Businesses often use either the accrual or cash methods of recording purchases. The accrual method puts transactions on the books immediately upon completing the sale. The cash method only records this once payment has been received.
For example, if you make a sale in January and receive the $200 payment in February, an accrual method would allow you to record that on January’s books, while the cash method would require that payment to land on February’s books.
Creates immediate snapshot.
Can reduce tax burden.
More complex to manage.
Potentially deceiving figures.
Shows cash flow clearly.
Easier to understand.
Limits predictive value.
Less long-term clarity.
There are many strategies for preparing financial statements for a small business. Generally accepted accounting principles, known as GAAP or “Gap,” provides a common a way to standardize financial reporting using the accrual method. Private companies aren’t required to follow GAAP. The Financial Accounting Standards Board (FASB) maintains GAAP in the United States.
Get accounting help
You might want to get help with your accounting. Consider hiring a certified public accountant (CPA), bookkeeper, or using an online service.

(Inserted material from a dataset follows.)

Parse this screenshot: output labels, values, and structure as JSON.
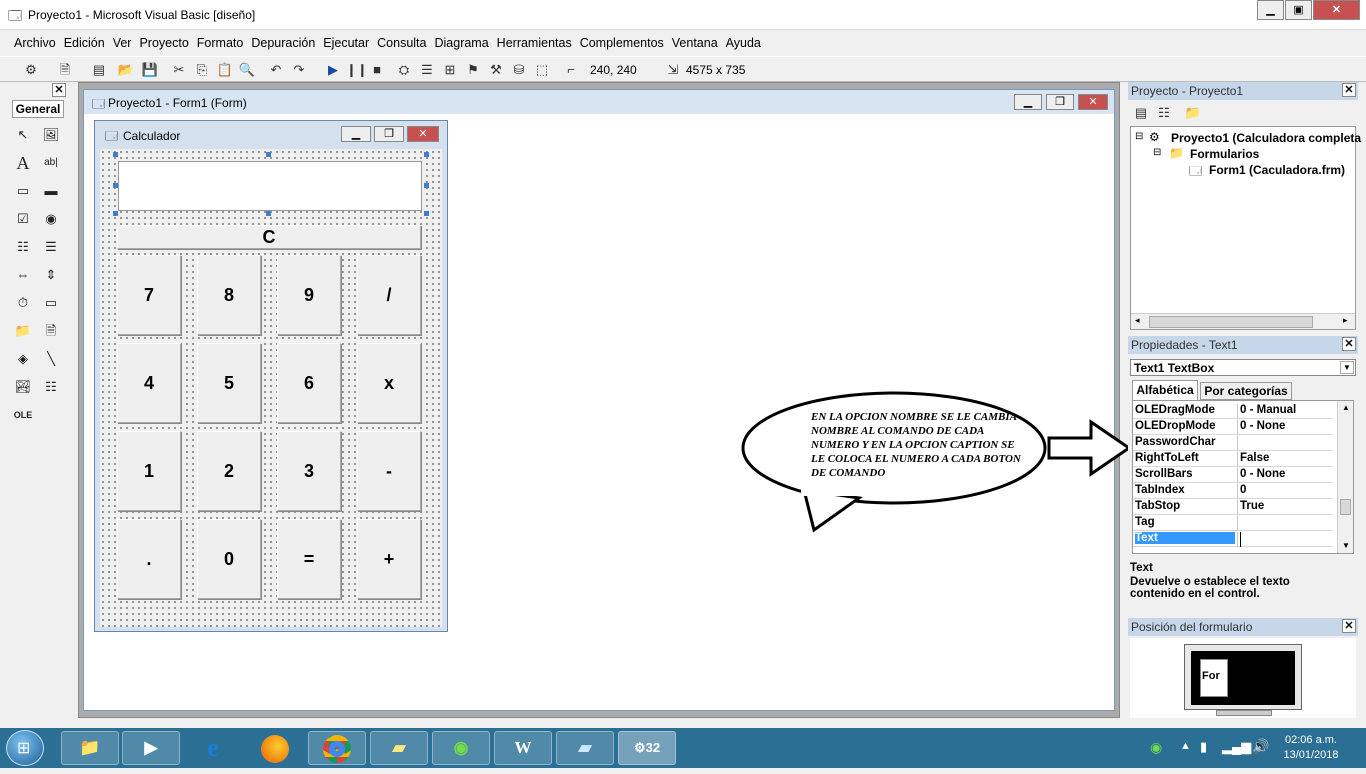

A CPA will typically cost more than online services, but can normally offer more tailored service for your specific business needs. A bookkeeper can provide basic day-to-day functions at a lower cost, but won’t possess the formal accounting education of a CPA.
Ensure that someone can manage the following:
- Accounts receivable
- Accounts payable
- Available cash
- Bank reconciliation
Manage business credit
Establishing and managing business credit can help your company secure financing when you need it, and with better terms. Business credit can be crucial for negotiating supply agreements and protecting against business identity theft.
These five steps can lay the groundwork to sound financial planning.
- Determine whether you have business credit on file with Dun & Bradstreet
- Establish a business credit history by using lines of credit associated with your business
- Pay bills on time and understand other factors that influence your credit rating
- Keep your credit files current and monitor for ratings changes
- Know your customers’ and vendors’ credit standing
Knowing your customers’ credit standing gives you a window into consumer patterns, and that can affect your marketing and sales strategy. You may not need to conduct credit checks, but there are credit evaluation tools available for small business. Customer behavior also impacts your business’s cash flow, which affects planning for future supplies, hiring employees, and expanding your business.